Pick out each line of the records in which the word "data" appears.

#### PROVIDED RECORDS:

:::::

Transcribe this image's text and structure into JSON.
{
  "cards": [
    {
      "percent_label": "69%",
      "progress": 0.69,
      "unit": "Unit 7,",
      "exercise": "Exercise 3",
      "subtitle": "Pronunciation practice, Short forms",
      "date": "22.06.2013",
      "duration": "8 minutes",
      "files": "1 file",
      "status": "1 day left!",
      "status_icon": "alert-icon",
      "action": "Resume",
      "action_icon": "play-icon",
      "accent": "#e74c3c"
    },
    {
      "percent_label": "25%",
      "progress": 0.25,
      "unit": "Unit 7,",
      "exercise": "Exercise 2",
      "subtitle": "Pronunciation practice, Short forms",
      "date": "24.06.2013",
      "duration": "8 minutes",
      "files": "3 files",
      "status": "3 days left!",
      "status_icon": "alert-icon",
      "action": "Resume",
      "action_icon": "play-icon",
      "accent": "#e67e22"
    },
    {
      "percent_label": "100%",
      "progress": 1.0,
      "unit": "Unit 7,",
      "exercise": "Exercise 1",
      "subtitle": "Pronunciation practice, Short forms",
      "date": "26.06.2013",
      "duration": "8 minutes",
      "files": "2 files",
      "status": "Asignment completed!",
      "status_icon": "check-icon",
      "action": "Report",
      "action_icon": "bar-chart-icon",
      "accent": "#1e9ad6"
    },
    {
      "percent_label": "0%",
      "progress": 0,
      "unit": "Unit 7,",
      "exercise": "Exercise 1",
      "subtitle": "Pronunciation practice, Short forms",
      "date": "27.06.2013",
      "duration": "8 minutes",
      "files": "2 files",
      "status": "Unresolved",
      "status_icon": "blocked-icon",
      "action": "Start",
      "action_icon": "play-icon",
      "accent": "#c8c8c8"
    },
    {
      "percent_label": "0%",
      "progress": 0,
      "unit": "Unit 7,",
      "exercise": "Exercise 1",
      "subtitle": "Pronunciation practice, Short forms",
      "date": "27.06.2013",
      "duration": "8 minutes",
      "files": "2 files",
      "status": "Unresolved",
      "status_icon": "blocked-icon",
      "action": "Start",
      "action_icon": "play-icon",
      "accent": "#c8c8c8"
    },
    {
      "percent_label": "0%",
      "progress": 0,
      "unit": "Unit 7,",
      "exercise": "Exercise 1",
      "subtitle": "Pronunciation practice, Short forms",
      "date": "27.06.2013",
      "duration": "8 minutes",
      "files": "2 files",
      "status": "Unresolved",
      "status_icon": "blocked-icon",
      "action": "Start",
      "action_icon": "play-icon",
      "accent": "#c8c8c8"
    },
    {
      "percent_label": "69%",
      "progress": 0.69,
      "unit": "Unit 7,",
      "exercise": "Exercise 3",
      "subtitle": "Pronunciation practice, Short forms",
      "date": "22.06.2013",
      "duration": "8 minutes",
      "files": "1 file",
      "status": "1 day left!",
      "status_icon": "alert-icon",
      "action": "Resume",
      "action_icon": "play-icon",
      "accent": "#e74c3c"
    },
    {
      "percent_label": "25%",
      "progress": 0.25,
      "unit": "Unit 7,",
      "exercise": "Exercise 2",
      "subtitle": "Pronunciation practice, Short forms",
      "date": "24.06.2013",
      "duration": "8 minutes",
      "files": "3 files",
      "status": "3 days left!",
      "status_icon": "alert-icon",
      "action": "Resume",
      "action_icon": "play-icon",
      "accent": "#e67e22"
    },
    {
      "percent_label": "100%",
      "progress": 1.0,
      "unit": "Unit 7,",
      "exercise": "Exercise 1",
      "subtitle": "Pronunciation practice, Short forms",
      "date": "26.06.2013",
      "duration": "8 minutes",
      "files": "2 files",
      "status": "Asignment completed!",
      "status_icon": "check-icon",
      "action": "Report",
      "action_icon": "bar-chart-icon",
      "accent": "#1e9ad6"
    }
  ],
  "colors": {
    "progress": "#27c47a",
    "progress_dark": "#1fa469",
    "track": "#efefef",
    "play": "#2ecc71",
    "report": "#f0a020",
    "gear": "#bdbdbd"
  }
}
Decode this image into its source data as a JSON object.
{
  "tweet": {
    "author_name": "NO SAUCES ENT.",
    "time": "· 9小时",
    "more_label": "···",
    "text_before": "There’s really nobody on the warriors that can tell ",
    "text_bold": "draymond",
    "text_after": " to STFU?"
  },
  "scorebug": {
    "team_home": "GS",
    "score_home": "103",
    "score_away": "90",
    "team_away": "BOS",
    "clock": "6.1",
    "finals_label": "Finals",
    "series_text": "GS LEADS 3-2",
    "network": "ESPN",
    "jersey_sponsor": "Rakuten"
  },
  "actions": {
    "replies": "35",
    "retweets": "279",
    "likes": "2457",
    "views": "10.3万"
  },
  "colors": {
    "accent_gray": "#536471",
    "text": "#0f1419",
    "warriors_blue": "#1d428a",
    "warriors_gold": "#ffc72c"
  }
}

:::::

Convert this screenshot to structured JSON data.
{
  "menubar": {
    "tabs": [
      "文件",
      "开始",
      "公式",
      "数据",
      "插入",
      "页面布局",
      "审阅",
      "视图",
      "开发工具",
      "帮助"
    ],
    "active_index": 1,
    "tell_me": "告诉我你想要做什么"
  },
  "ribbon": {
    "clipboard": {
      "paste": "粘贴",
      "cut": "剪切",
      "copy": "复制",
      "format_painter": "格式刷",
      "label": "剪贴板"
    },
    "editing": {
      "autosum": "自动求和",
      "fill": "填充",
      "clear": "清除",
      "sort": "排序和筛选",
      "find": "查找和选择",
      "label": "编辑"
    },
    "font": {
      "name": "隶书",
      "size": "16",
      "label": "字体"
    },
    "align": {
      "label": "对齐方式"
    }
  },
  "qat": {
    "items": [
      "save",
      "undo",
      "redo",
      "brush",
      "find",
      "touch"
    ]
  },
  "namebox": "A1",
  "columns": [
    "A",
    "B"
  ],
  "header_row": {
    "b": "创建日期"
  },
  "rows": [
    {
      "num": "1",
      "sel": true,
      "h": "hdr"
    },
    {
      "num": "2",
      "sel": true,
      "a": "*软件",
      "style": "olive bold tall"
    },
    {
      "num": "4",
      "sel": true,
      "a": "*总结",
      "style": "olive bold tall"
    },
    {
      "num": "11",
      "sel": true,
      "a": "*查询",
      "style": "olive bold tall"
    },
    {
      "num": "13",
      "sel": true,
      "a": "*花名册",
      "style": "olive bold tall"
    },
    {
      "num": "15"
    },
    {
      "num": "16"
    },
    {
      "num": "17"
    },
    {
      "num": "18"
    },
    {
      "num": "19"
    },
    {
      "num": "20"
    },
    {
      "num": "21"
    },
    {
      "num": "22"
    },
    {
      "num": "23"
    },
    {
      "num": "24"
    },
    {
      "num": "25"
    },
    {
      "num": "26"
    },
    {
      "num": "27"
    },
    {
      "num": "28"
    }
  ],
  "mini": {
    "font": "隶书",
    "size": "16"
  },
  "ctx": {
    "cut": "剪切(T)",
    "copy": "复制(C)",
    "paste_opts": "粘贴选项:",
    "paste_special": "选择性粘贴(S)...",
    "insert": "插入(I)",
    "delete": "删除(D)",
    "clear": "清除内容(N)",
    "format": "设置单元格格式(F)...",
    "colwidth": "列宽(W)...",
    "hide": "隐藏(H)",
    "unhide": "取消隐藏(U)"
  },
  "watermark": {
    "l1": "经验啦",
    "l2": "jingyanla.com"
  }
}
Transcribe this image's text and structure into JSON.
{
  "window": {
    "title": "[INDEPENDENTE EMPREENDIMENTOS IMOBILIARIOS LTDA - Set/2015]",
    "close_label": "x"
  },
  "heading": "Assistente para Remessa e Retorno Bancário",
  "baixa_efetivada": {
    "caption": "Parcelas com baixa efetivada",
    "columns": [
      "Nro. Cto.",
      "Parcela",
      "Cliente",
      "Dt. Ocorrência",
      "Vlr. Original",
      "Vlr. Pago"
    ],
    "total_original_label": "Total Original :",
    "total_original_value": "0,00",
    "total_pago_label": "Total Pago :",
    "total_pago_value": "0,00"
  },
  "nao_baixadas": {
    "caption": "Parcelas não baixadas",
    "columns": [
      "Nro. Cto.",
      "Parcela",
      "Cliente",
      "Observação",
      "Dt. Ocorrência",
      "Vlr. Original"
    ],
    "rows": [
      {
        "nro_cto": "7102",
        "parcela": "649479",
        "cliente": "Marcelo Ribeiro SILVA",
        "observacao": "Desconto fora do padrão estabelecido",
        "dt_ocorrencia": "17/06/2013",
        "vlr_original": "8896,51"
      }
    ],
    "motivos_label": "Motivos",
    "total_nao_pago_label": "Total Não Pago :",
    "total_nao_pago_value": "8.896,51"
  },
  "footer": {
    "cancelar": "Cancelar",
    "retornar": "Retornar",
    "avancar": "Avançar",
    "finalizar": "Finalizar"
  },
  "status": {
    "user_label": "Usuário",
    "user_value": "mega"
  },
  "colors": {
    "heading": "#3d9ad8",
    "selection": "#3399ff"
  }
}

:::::

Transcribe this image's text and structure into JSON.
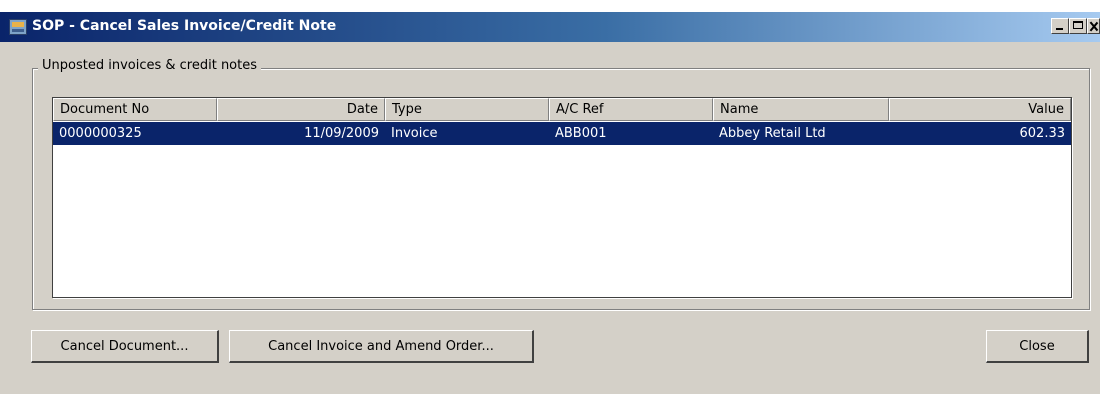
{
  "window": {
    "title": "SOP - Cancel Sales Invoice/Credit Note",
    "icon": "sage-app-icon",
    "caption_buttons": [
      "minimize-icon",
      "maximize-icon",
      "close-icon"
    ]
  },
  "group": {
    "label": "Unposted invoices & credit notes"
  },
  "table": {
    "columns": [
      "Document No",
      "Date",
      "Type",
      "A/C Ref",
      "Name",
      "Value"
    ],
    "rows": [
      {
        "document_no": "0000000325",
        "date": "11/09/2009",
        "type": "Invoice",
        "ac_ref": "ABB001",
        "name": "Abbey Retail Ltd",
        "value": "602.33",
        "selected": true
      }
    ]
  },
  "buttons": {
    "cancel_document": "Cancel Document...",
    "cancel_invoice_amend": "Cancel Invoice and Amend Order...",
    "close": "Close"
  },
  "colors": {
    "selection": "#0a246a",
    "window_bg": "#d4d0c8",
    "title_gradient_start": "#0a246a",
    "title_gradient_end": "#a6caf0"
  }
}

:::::

#### OUTPUT FOR THIS TASK:
Decode this image into its source data as a JSON object.
Convert this screenshot to structured JSON data.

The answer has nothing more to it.